-- DATA SUPPLIED follows --

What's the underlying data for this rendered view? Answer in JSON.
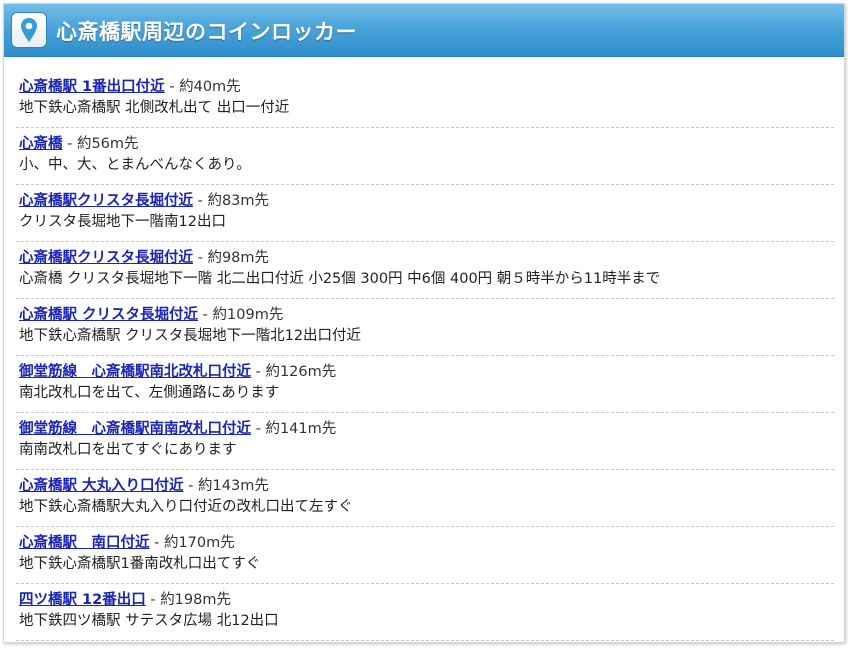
{
  "header": {
    "title": "心斎橋駅周辺のコインロッカー",
    "icon": "map-pin-icon",
    "colors": {
      "bar_top": "#73bde8",
      "bar_bottom": "#2f8ecb",
      "link": "#1a24b5"
    }
  },
  "separator": " - ",
  "items": [
    {
      "name": "心斎橋駅 1番出口付近",
      "distance": "約40m先",
      "description": "地下鉄心斎橋駅 北側改札出て 出口一付近"
    },
    {
      "name": "心斎橋",
      "distance": "約56m先",
      "description": "小、中、大、とまんべんなくあり。"
    },
    {
      "name": "心斎橋駅クリスタ長堀付近",
      "distance": "約83m先",
      "description": "クリスタ長堀地下一階南12出口"
    },
    {
      "name": "心斎橋駅クリスタ長堀付近",
      "distance": "約98m先",
      "description": "心斎橋 クリスタ長堀地下一階 北二出口付近 小25個 300円 中6個 400円 朝５時半から11時半まで"
    },
    {
      "name": "心斎橋駅 クリスタ長堀付近",
      "distance": "約109m先",
      "description": "地下鉄心斎橋駅 クリスタ長堀地下一階北12出口付近"
    },
    {
      "name": "御堂筋線　心斎橋駅南北改札口付近",
      "distance": "約126m先",
      "description": "南北改札口を出て、左側通路にあります"
    },
    {
      "name": "御堂筋線　心斎橋駅南南改札口付近",
      "distance": "約141m先",
      "description": "南南改札口を出てすぐにあります"
    },
    {
      "name": "心斎橋駅 大丸入り口付近",
      "distance": "約143m先",
      "description": "地下鉄心斎橋駅大丸入り口付近の改札口出て左すぐ"
    },
    {
      "name": "心斎橋駅　南口付近",
      "distance": "約170m先",
      "description": "地下鉄心斎橋駅1番南改札口出てすぐ"
    },
    {
      "name": "四ツ橋駅 12番出口",
      "distance": "約198m先",
      "description": "地下鉄四ツ橋駅 サテスタ広場 北12出口"
    }
  ]
}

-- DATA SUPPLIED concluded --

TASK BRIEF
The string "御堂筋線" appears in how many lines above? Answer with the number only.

WRITTEN RESPONSE
2